Vice President Joe Biden mentioned Maybank at the dedication ceremony for the Ernest Hollings Special Collections Library at the University of South Carolina on July 23, 2010. He said,

"You know, an old governor of yours, Burnet Maybank, once wrote an essay entitled, 'Who Is the South Carolinian?' And here's what it said. He said, there's a deal—there is a deal of kindness about him, describing the South Carolinian. He feels favored when asked for personal assistance. A neighborly spirit prompts him to render service with a scorn for remuneration."[14]

References[edit]

  1. ^ a b "Maybank Votes; Goes To Columbia". News & Courier (Charleston, South Carolina). September 17, 1941. p. 2. Retrieved January 20, 2014. 
  2. ^ "The Leader South Carolina Needs (editorial)". News & Courier (Charleston, South Carolina). September 11, 1938. p. 1. Retrieved January 20, 2014. 
  3. ^ "Maybank Sells Tradd St. House For $45,000". News & Courier (Charleston, South Carolina). January 15, 1950. pp. 3E. Retrieved January 20, 2014. 
  4. ^ "Next Governor Cheered By 600 At Big Banquet". News & Courier (Charleston, South Carolina). November 9, 1938. p. 1. Retrieved January 20, 2014. 
  5. ^ "War Declared by Maybank On Gambling and Bootlegging". News & Courier (Charleston, South Carolina). January 19, 1939. p. 1. Retrieved January 20, 2014. 
  6. ^ "Governor Steps in to Save Jail Wall from Demolition". News & Courier.
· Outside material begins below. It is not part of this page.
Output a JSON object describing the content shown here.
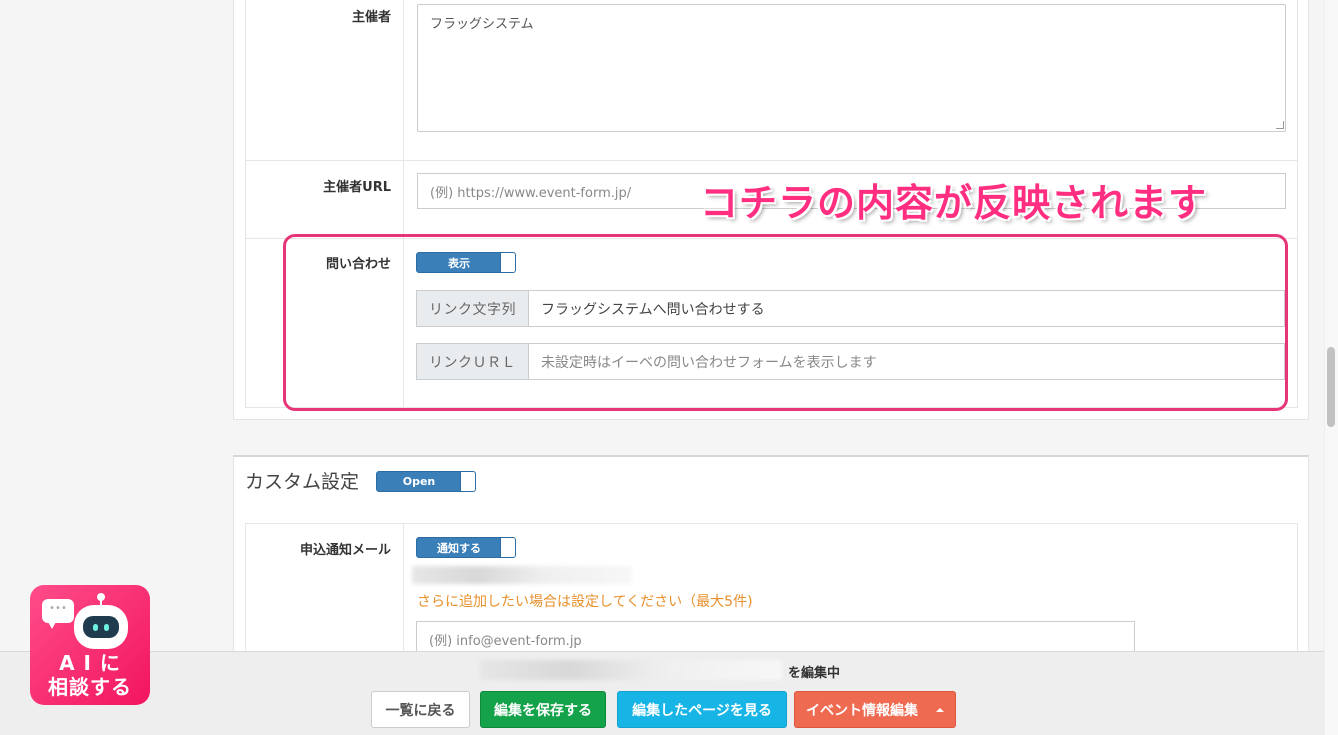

March 20, 1939. p. 10. Retrieved January 20, 2014. 
  7. ^ "Governor Bests Olin D. Johnston In Runover Race". News & Courier (Charleston, South Carolina). September 17, 1941. p. 1. Retrieved January 20, 2014. 
  8. ^ Burnet Maybank Senatorial Papers, College of Charleston
  9. ^ "Beneath the Magnolias," Time Magazine, 1954-09-13.
  10. ^ "Burnet Rhett Maybank (1899-1954)". Find a Grave. Retrieved January 20, 2014. 
  11. ^ "Final Rites Held For Sen. Maybank". News & Courier (Charleston, South Carolina). September 4, 1954. p. 1. Retrieved January 20, 2014. 
  12. ^ Stockton, Robert (December 11, 1971). "New Building To Be Named For Maybank". News & Courier (Charleston, South Carolina). pp. 1B. Retrieved January 20, 2014. 
  13. ^ Stockton, Robert (July 12, 1972). "Maybank Building Ceremonies Held". News & Courier (Charleston, South Carolina). pp. 10A. Retrieved January 20, 2014. 
  14. ^ http://www6.lexisnexis.com/publisher/EndUser?Action=UserDisplayFullDocument&orgId=574&topicId=25188&docId=l:1228631960&start=3

Sources[edit]

External links[edit]

Political offices
Preceded by
Thomas Porcher Stoney
Mayor of Charleston, South Carolina
1931-1938
Succeeded by
Henry Whilden Lockwood
Preceded by
Olin D. Johnston
Governor of South Carolina
1939–1941
Succeeded by
Joseph Emile Harley
Preceded by
Charles W. Tobey
Chairman of the Senate Banking Committee
1949–1953
Succeeded by
Homer Capehart
United States Senate
Preceded by
Roger C. Peace
U.S. Senator (Class 2) from South Carolina
1941–1954
Served alongside: Ellison D. "Cotton Ed" Smith, Olin D. Johnston
Succeeded by
Charles E. Daniel